English Yew hedge plants (Taxus baccata) are known as the King of Hedging. With dark-green, conifer foliage that is easily trimmed and has a slow growth rate, this is an ideal hedging choice for shaping formal displays. Yew hedge plants create a dense, evergreen canvas, which works wonderfully as a privacy screen hedge or to reduce noise. Taxus baccata is one of the few native, evergreen hedging species.
A classic British conifer, Taxus baccata, or English Yew as it is more commonly known, creates an attractive, native screen that looks striking when trimmed into formal shapes or organic curves. The dark foliage of Yew hedging is scattered with fleshy red fruits in the autumn, which prove very popular with a variety of wildlife. Yew hedge plants work equally as well planted for aesthetic purposes in a garden, or used for landscape hedging, due to the traditional appearance and tough nature of these hedge plants.
English Yew is perfect for creating very neat, formal hedging, as well as sweeping curves and unusual shapes, such as cloud pruning. Ideal if you’re looking for hedge plants for shaded sites, and a great option when faced with awkward positions, tolerant of any soil, except very wet conditions. Taxus baccata makes a fantastic privacy screen, blocking both noise and wind, whilst providing a striking, dark-green backdrop for colourful plants and shrubs in the garden.

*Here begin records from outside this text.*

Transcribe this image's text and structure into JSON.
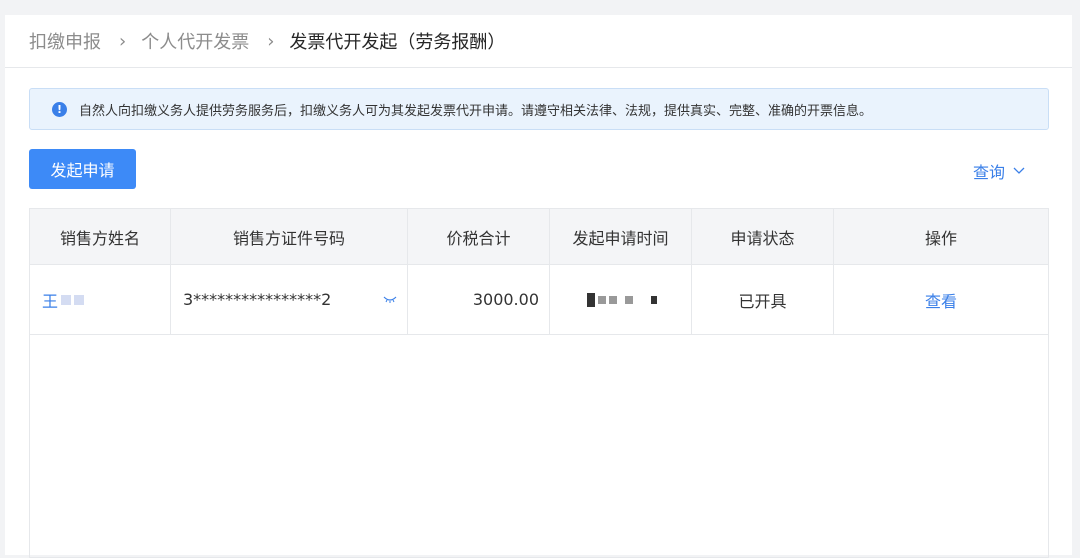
{
  "breadcrumb": {
    "items": [
      "扣缴申报",
      "个人代开发票",
      "发票代开发起（劳务报酬）"
    ],
    "separator": ">"
  },
  "notice": {
    "icon": "info-icon",
    "text": "自然人向扣缴义务人提供劳务服务后，扣缴义务人可为其发起发票代开申请。请遵守相关法律、法规，提供真实、完整、准确的开票信息。"
  },
  "toolbar": {
    "apply_label": "发起申请",
    "query_label": "查询"
  },
  "table": {
    "headers": [
      "销售方姓名",
      "销售方证件号码",
      "价税合计",
      "发起申请时间",
      "申请状态",
      "操作"
    ],
    "rows": [
      {
        "name": "王",
        "id_number": "3****************2",
        "amount": "3000.00",
        "status": "已开具",
        "action": "查看"
      }
    ]
  },
  "colors": {
    "primary": "#3d8af7",
    "link": "#3a7fe8",
    "notice_bg": "#eaf3fd"
  }
}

Yew hedging looks brilliant when planted alone; however, plants such as Viburnum or Rose can provide a colourful, visual texture when interplanted with Yew, and can soften the sometimes harsh shape.
Yew hedging is renowned for being slow growing; however, it does actually maintain an average growth rate of 20-40cm a year, reaching a good height at 2m - 4m.
Yew (Taxus baccata) hedge plants require plenty of water in the first few years whilst establishing, however they cannot tolerate wet feet. Yew hedging is low maintenance with no regular pruning necessary, although it does take well to trimming when required. Take a look at our Hedging Care Advice page for further information.
All of the plants we supply are fresh and healthy speciemens, however being a living thing means that sometimes problems can occur. You'll see below a list of the issues which can affect Yew.
Phytophthora – A large genus of microscopic pathogens, often described as a fungus, and though they resemble a fungi they are distinctly separate. A disease associated with heavy and waterlogged soils, phytophthora will attack and kill the roots of taxus.
Symptoms – Above ground the foliage will turn a dark matt green or brown. These are symptoms indicative of poor water uptake, as the roots are progressively destroyed, and could be mistaken for drought or honey fungus.
Below ground smaller roots will have rotted away and larger roots will appear blackened and will be soft and easily broken. As this is a microscopic pathogen there will be no visible signs of its presence.
Natural Control – Improve the soil drainage with grit or land drains. Remove and destroy all infected plants and replace topsoil in immediate vicinity if practical to do so. Plant with less susceptible species, (see appendix II).
There is no effective chemical control for phytophthora in the soil.
Vine Weevil (larvae) (Otiorhynchus sulcatus) - Vine weevil is a beetle that attacks a wide range of plants, but it is the larvae that cause the most damage over autumn and winter when they feed on the plant roots.
Symptoms –The larvae are around 5-10 mm long, a creamy white colour with tan brown heads, they live in the soil and eat the fleshy young roots in autumn and winter. This can result in wilting and death of the plant.
Natural Control – To control the larvae use the microscopic nematode Steinernema kraussei which is available from garden centres. This tiny creature invades the body of the grub and kills it. For best results water into the soil in August or September when the soil temperature is still warm enough for the nematode to be effective (5-20ºC) and before the vine weevil grubs have grown large enough to cause serious damage.
Chemical Control – There are no chemical control methods available for application to the soil around plants, though a product containing acetamiprid is available for pot grown plants.
For specific information on the planting density of Yew hedging, please see the product table below. In the 'No. Per Metre' column, you will find our recommended plant density for each individual plant species and root type. You can find out more information about calculating planting density here.
Yew hedge plants are sold as: root balls, which are available to plant between autumn (usually October) and spring; bare roots, which can be planted from November through to late April/early May (depending on the season) and pot grown or cell grown plants, which are available to buy year-round.
Most of our Taxus baccata plants are grown in Britain by hedging professionals with huge amounts of horticultural know-how, though now and again it is necessary to source Yew from specialist nurseries abroad, where we make certain that the quality is of the very highest standards. At Best4hedging, we continuously strive to deliver the freshest plants of utmost quality, whilst maintaining competitive prices, to ensure you can buy Yew hedge plants with confidence from our nursery in Lancashire.